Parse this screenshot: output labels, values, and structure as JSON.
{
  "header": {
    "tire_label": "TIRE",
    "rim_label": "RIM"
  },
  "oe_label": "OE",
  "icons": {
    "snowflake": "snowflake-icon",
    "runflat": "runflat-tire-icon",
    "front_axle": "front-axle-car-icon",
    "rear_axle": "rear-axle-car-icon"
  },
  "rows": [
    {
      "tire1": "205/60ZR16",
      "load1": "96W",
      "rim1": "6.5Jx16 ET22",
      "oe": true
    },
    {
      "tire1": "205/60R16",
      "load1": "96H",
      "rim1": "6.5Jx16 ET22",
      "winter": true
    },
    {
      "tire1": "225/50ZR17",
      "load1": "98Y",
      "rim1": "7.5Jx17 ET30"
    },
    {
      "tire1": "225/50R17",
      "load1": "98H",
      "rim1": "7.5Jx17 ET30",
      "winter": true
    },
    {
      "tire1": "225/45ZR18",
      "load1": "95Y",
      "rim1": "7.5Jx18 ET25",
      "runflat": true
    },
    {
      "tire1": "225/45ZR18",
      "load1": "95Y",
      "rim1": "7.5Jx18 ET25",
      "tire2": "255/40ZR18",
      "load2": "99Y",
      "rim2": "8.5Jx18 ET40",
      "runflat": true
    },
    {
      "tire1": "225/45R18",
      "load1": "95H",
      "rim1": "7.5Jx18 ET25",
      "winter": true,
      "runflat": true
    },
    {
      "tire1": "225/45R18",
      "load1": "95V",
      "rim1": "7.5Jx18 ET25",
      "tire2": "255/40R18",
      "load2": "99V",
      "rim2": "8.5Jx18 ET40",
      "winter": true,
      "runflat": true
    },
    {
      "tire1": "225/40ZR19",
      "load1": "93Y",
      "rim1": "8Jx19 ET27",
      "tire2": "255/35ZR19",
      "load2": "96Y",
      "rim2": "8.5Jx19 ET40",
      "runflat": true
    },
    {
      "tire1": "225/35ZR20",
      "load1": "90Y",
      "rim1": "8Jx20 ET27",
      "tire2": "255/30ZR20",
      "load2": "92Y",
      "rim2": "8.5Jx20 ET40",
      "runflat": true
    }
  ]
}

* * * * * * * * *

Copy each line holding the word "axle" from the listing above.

    "front_axle": "front-axle-car-icon",
    "rear_axle": "rear-axle-car-icon"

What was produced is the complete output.